** Opening Records shown block **

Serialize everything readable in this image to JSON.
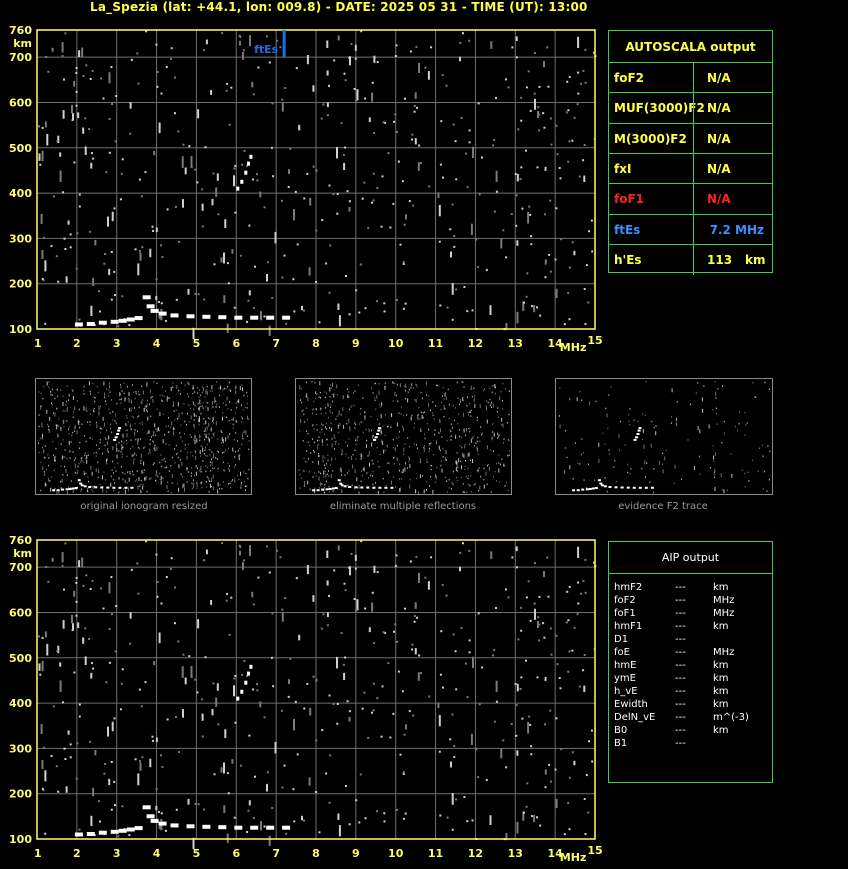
{
  "header": {
    "title": "La_Spezia (lat: +44.1, lon: 009.8) - DATE: 2025 05 31 - TIME (UT): 13:00"
  },
  "colors": {
    "axis": "#ffff66",
    "grid": "#6f6f6f",
    "trace": "#ffffff",
    "fEs_marker": "#1e6fe6",
    "table_border": "#3fd03f",
    "title_yellow": "#ffff44",
    "foF1_red": "#ff2020",
    "ftEs_blue": "#3a8fff"
  },
  "autoscala": {
    "title": "AUTOSCALA output",
    "rows": [
      {
        "label": "foF2",
        "value": "N/A",
        "unit": "",
        "color": "#ffff44"
      },
      {
        "label": "MUF(3000)F2",
        "value": "N/A",
        "unit": "",
        "color": "#ffff44"
      },
      {
        "label": "M(3000)F2",
        "value": "N/A",
        "unit": "",
        "color": "#ffff44"
      },
      {
        "label": "fxI",
        "value": "N/A",
        "unit": "",
        "color": "#ffff44"
      },
      {
        "label": "foF1",
        "value": "N/A",
        "unit": "",
        "color": "#ff2020"
      },
      {
        "label": "ftEs",
        "value": "7.2 MHz",
        "unit": "",
        "color": "#3a8fff"
      },
      {
        "label": "h'Es",
        "value": "113",
        "unit": "km",
        "color": "#ffff44"
      }
    ]
  },
  "aip": {
    "title": "AIP output",
    "rows": [
      {
        "label": "hmF2",
        "value": "---",
        "unit": "km"
      },
      {
        "label": "foF2",
        "value": "---",
        "unit": "MHz"
      },
      {
        "label": "foF1",
        "value": "---",
        "unit": "MHz"
      },
      {
        "label": "hmF1",
        "value": "---",
        "unit": "km"
      },
      {
        "label": "D1",
        "value": "---",
        "unit": ""
      },
      {
        "label": "foE",
        "value": "---",
        "unit": "MHz"
      },
      {
        "label": "hmE",
        "value": "---",
        "unit": "km"
      },
      {
        "label": "ymE",
        "value": "---",
        "unit": "km"
      },
      {
        "label": "h_vE",
        "value": "---",
        "unit": "km"
      },
      {
        "label": "Ewidth",
        "value": "---",
        "unit": "km"
      },
      {
        "label": "DelN_vE",
        "value": "---",
        "unit": "m^(-3)"
      },
      {
        "label": "B0",
        "value": "---",
        "unit": "km"
      },
      {
        "label": "B1",
        "value": "---",
        "unit": ""
      }
    ]
  },
  "captions": {
    "original": "original ionogram resized",
    "multiple": "eliminate multiple reflections",
    "evidence": "evidence F2 trace"
  },
  "chart_data": [
    {
      "type": "scatter",
      "title": "",
      "xlabel": "MHz",
      "ylabel": "km",
      "xlim": [
        1,
        15
      ],
      "ylim": [
        100,
        760
      ],
      "x_ticks": [
        1,
        2,
        3,
        4,
        5,
        6,
        7,
        8,
        9,
        10,
        11,
        12,
        13,
        14,
        15
      ],
      "y_ticks": [
        100,
        200,
        300,
        400,
        500,
        600,
        700,
        760
      ],
      "annotations": [
        {
          "text": "ftEs",
          "x": 7.2
        }
      ],
      "series": [
        {
          "values": [
            {
              "x": 2.0,
              "y": 110
            },
            {
              "x": 2.3,
              "y": 111
            },
            {
              "x": 2.6,
              "y": 114
            },
            {
              "x": 2.9,
              "y": 116
            },
            {
              "x": 3.1,
              "y": 118
            },
            {
              "x": 3.3,
              "y": 121
            },
            {
              "x": 3.5,
              "y": 124
            },
            {
              "x": 3.7,
              "y": 170
            },
            {
              "x": 3.8,
              "y": 150
            },
            {
              "x": 3.9,
              "y": 140
            },
            {
              "x": 4.1,
              "y": 134
            },
            {
              "x": 4.4,
              "y": 130
            },
            {
              "x": 4.8,
              "y": 128
            },
            {
              "x": 5.2,
              "y": 127
            },
            {
              "x": 5.6,
              "y": 126
            },
            {
              "x": 6.0,
              "y": 125
            },
            {
              "x": 6.4,
              "y": 125
            },
            {
              "x": 6.8,
              "y": 125
            },
            {
              "x": 7.2,
              "y": 125
            }
          ]
        },
        {
          "values": [
            {
              "x": 6.05,
              "y": 410
            },
            {
              "x": 6.15,
              "y": 425
            },
            {
              "x": 6.25,
              "y": 445
            },
            {
              "x": 6.32,
              "y": 465
            },
            {
              "x": 6.38,
              "y": 480
            }
          ]
        }
      ],
      "fEs_marker": {
        "x": 7.2,
        "y_from": 700,
        "y_to": 760
      }
    },
    {
      "type": "scatter",
      "title": "",
      "xlabel": "MHz",
      "ylabel": "km",
      "xlim": [
        1,
        15
      ],
      "ylim": [
        100,
        760
      ],
      "x_ticks": [
        1,
        2,
        3,
        4,
        5,
        6,
        7,
        8,
        9,
        10,
        11,
        12,
        13,
        14,
        15
      ],
      "y_ticks": [
        100,
        200,
        300,
        400,
        500,
        600,
        700,
        760
      ],
      "series": [
        {
          "values": [
            {
              "x": 2.0,
              "y": 110
            },
            {
              "x": 2.3,
              "y": 111
            },
            {
              "x": 2.6,
              "y": 114
            },
            {
              "x": 2.9,
              "y": 116
            },
            {
              "x": 3.1,
              "y": 118
            },
            {
              "x": 3.3,
              "y": 121
            },
            {
              "x": 3.5,
              "y": 124
            },
            {
              "x": 3.7,
              "y": 170
            },
            {
              "x": 3.8,
              "y": 150
            },
            {
              "x": 3.9,
              "y": 140
            },
            {
              "x": 4.1,
              "y": 134
            },
            {
              "x": 4.4,
              "y": 130
            },
            {
              "x": 4.8,
              "y": 128
            },
            {
              "x": 5.2,
              "y": 127
            },
            {
              "x": 5.6,
              "y": 126
            },
            {
              "x": 6.0,
              "y": 125
            },
            {
              "x": 6.4,
              "y": 125
            },
            {
              "x": 6.8,
              "y": 125
            },
            {
              "x": 7.2,
              "y": 125
            }
          ]
        },
        {
          "values": [
            {
              "x": 6.05,
              "y": 410
            },
            {
              "x": 6.15,
              "y": 425
            },
            {
              "x": 6.25,
              "y": 445
            },
            {
              "x": 6.32,
              "y": 465
            },
            {
              "x": 6.38,
              "y": 480
            }
          ]
        }
      ]
    }
  ]
}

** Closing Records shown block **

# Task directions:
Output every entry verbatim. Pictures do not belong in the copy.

# Response to the task:
Serialize everything readable in this image to JSON.
{
  "header": {
    "title": "La_Spezia (lat: +44.1, lon: 009.8) - DATE: 2025 05 31 - TIME (UT): 13:00"
  },
  "colors": {
    "axis": "#ffff66",
    "grid": "#6f6f6f",
    "trace": "#ffffff",
    "fEs_marker": "#1e6fe6",
    "table_border": "#3fd03f",
    "title_yellow": "#ffff44",
    "foF1_red": "#ff2020",
    "ftEs_blue": "#3a8fff"
  },
  "autoscala": {
    "title": "AUTOSCALA output",
    "rows": [
      {
        "label": "foF2",
        "value": "N/A",
        "unit": "",
        "color": "#ffff44"
      },
      {
        "label": "MUF(3000)F2",
        "value": "N/A",
        "unit": "",
        "color": "#ffff44"
      },
      {
        "label": "M(3000)F2",
        "value": "N/A",
        "unit": "",
        "color": "#ffff44"
      },
      {
        "label": "fxI",
        "value": "N/A",
        "unit": "",
        "color": "#ffff44"
      },
      {
        "label": "foF1",
        "value": "N/A",
        "unit": "",
        "color": "#ff2020"
      },
      {
        "label": "ftEs",
        "value": "7.2 MHz",
        "unit": "",
        "color": "#3a8fff"
      },
      {
        "label": "h'Es",
        "value": "113",
        "unit": "km",
        "color": "#ffff44"
      }
    ]
  },
  "aip": {
    "title": "AIP output",
    "rows": [
      {
        "label": "hmF2",
        "value": "---",
        "unit": "km"
      },
      {
        "label": "foF2",
        "value": "---",
        "unit": "MHz"
      },
      {
        "label": "foF1",
        "value": "---",
        "unit": "MHz"
      },
      {
        "label": "hmF1",
        "value": "---",
        "unit": "km"
      },
      {
        "label": "D1",
        "value": "---",
        "unit": ""
      },
      {
        "label": "foE",
        "value": "---",
        "unit": "MHz"
      },
      {
        "label": "hmE",
        "value": "---",
        "unit": "km"
      },
      {
        "label": "ymE",
        "value": "---",
        "unit": "km"
      },
      {
        "label": "h_vE",
        "value": "---",
        "unit": "km"
      },
      {
        "label": "Ewidth",
        "value": "---",
        "unit": "km"
      },
      {
        "label": "DelN_vE",
        "value": "---",
        "unit": "m^(-3)"
      },
      {
        "label": "B0",
        "value": "---",
        "unit": "km"
      },
      {
        "label": "B1",
        "value": "---",
        "unit": ""
      }
    ]
  },
  "captions": {
    "original": "original ionogram resized",
    "multiple": "eliminate multiple reflections",
    "evidence": "evidence F2 trace"
  },
  "chart_data": [
    {
      "type": "scatter",
      "title": "",
      "xlabel": "MHz",
      "ylabel": "km",
      "xlim": [
        1,
        15
      ],
      "ylim": [
        100,
        760
      ],
      "x_ticks": [
        1,
        2,
        3,
        4,
        5,
        6,
        7,
        8,
        9,
        10,
        11,
        12,
        13,
        14,
        15
      ],
      "y_ticks": [
        100,
        200,
        300,
        400,
        500,
        600,
        700,
        760
      ],
      "annotations": [
        {
          "text": "ftEs",
          "x": 7.2
        }
      ],
      "series": [
        {
          "values": [
            {
              "x": 2.0,
              "y": 110
            },
            {
              "x": 2.3,
              "y": 111
            },
            {
              "x": 2.6,
              "y": 114
            },
            {
              "x": 2.9,
              "y": 116
            },
            {
              "x": 3.1,
              "y": 118
            },
            {
              "x": 3.3,
              "y": 121
            },
            {
              "x": 3.5,
              "y": 124
            },
            {
              "x": 3.7,
              "y": 170
            },
            {
              "x": 3.8,
              "y": 150
            },
            {
              "x": 3.9,
              "y": 140
            },
            {
              "x": 4.1,
              "y": 134
            },
            {
              "x": 4.4,
              "y": 130
            },
            {
              "x": 4.8,
              "y": 128
            },
            {
              "x": 5.2,
              "y": 127
            },
            {
              "x": 5.6,
              "y": 126
            },
            {
              "x": 6.0,
              "y": 125
            },
            {
              "x": 6.4,
              "y": 125
            },
            {
              "x": 6.8,
              "y": 125
            },
            {
              "x": 7.2,
              "y": 125
            }
          ]
        },
        {
          "values": [
            {
              "x": 6.05,
              "y": 410
            },
            {
              "x": 6.15,
              "y": 425
            },
            {
              "x": 6.25,
              "y": 445
            },
            {
              "x": 6.32,
              "y": 465
            },
            {
              "x": 6.38,
              "y": 480
            }
          ]
        }
      ],
      "fEs_marker": {
        "x": 7.2,
        "y_from": 700,
        "y_to": 760
      }
    },
    {
      "type": "scatter",
      "title": "",
      "xlabel": "MHz",
      "ylabel": "km",
      "xlim": [
        1,
        15
      ],
      "ylim": [
        100,
        760
      ],
      "x_ticks": [
        1,
        2,
        3,
        4,
        5,
        6,
        7,
        8,
        9,
        10,
        11,
        12,
        13,
        14,
        15
      ],
      "y_ticks": [
        100,
        200,
        300,
        400,
        500,
        600,
        700,
        760
      ],
      "series": [
        {
          "values": [
            {
              "x": 2.0,
              "y": 110
            },
            {
              "x": 2.3,
              "y": 111
            },
            {
              "x": 2.6,
              "y": 114
            },
            {
              "x": 2.9,
              "y": 116
            },
            {
              "x": 3.1,
              "y": 118
            },
            {
              "x": 3.3,
              "y": 121
            },
            {
              "x": 3.5,
              "y": 124
            },
            {
              "x": 3.7,
              "y": 170
            },
            {
              "x": 3.8,
              "y": 150
            },
            {
              "x": 3.9,
              "y": 140
            },
            {
              "x": 4.1,
              "y": 134
            },
            {
              "x": 4.4,
              "y": 130
            },
            {
              "x": 4.8,
              "y": 128
            },
            {
              "x": 5.2,
              "y": 127
            },
            {
              "x": 5.6,
              "y": 126
            },
            {
              "x": 6.0,
              "y": 125
            },
            {
              "x": 6.4,
              "y": 125
            },
            {
              "x": 6.8,
              "y": 125
            },
            {
              "x": 7.2,
              "y": 125
            }
          ]
        },
        {
          "values": [
            {
              "x": 6.05,
              "y": 410
            },
            {
              "x": 6.15,
              "y": 425
            },
            {
              "x": 6.25,
              "y": 445
            },
            {
              "x": 6.32,
              "y": 465
            },
            {
              "x": 6.38,
              "y": 480
            }
          ]
        }
      ]
    }
  ]
}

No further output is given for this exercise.